Quality potting soil is really important for vegetables. Don’t use soil from your garden, because it will compact in your container and won’t drain water properly. Also, one of the reasons to garden in containers is so you won’t have to deal with weeds. Chances are pretty good that if you use garden soil, you will be importing weeds into your container. I use organic potting soil because studies have shown that there are many benefits to growing produce organically, including better taste and a higher percentage of antioxidents and phytochemicals.


Plants need food to thrive, and their food is fertilizer. If your soil doesn’t have fertilizer already mixed in, you’ll want to add fertilizer.

I use an organic granular fertilizer and mix it into my containers from top to bottom. Every couple of weeks I will add diluted liquid fish emulsion or liquid seaweed to give them the nutrition they need. Another great way to add fertilizer during the growing season is to make or buy compost tea.

More on feeding your plants


Drainage is key to keep plants from drowning. You want your pot or container to let excess water out of the bottom, so your plants won’t sit in water or soggy soil. Make sure your container has one large hole or several smaller ones. You can usually drill holes if the drainage is insufficient. Also, if your pot is sitting on a hard surface, the hole can plug up, so elevating your pots with pot feet is also a good idea.


Choosing a container can be daunting.

You can use almost anything for a garden planter as long as it is big enough and has good drainage. Keep in mind though, that the larger your container, the easier it will be to maintain. The more soil a container can hold the more moisture it will retain. I don’t bother with containers that are smaller than 12” and I am much happier if they are at least 18”. Bigger, really is better here.

For looks, I love wooden containers for growing vegetables. I like the way they look and you can get really good-sized containers that aren’t too expensive, or you can make your own.

Growing vegetables in self-watering containers works wonderfully well. My favorite container for growing tomatoes is an Earthbox. They are large, easy to use, are incredibly durable and make giving plants the right amount of water a cinch.

Plastic or glazed ceramic containers are fine too. You can even use terracotta, but it is harder to keep your plants moist, because the clay tends to suck the water out of the soil. To help solve this problem, I either line a terracotta pot with plastic, or use a plastic pot as a liner

For an inexpensive container try a five-gallon, plastic bucket from the hardware store, or make an unusual container from something you have around your house, like an old laundry basket or a toy bin. As long as it’s big enough and has good drainage, you can really use anything.

I’m also a huge fan of straw bale gardening.

Seeds or Seedlings

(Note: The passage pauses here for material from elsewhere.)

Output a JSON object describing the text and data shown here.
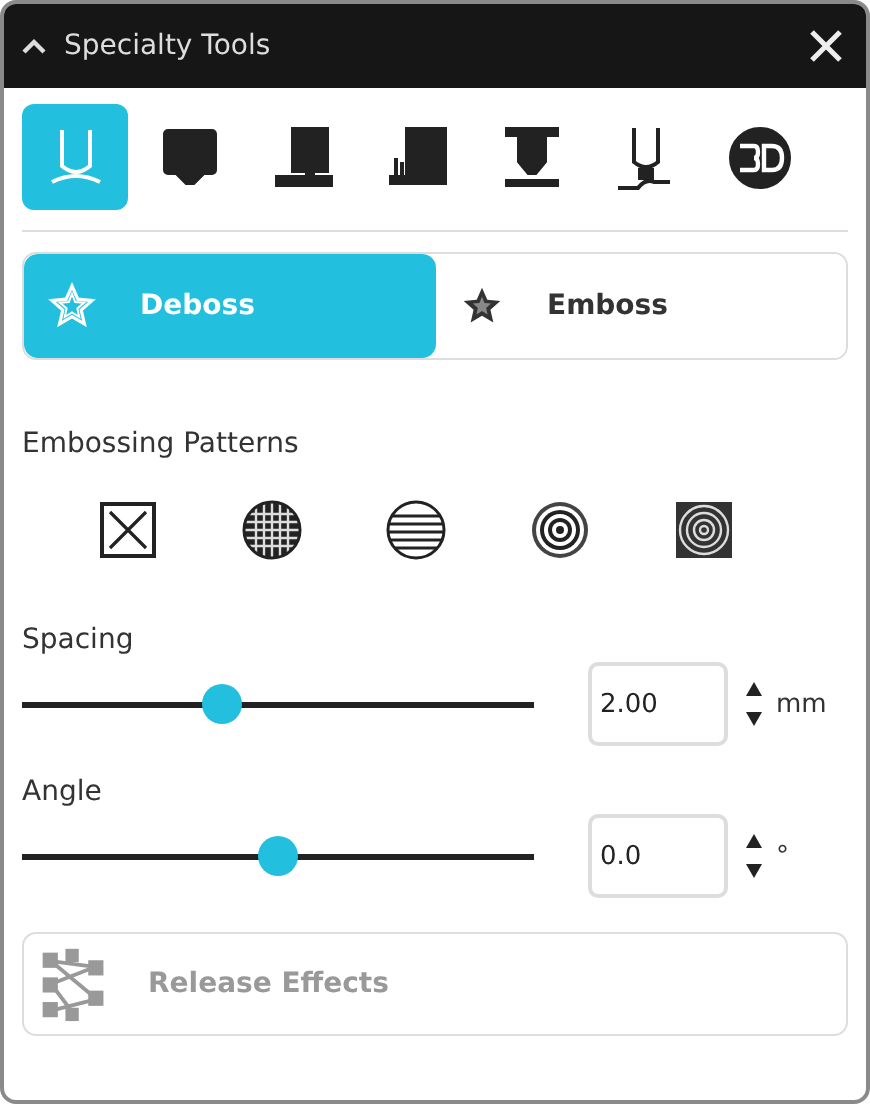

You can start your veggies from seed or buy seedlings. There are some significant advantages and disadvantages to each. Starting your own seeds is much less expensive than buying seedlings, after some startup costs. Another great reason to start your own seeds is that you can grow hard to find varieties and can also grow your seedlings organically. However, starting seeds isn’t for everyone. You absolutely cannot let them dry out or they’re toast. Conversely, if you give them too much water, they keel over dead. To avoid this, you can make a self-watering seed starter.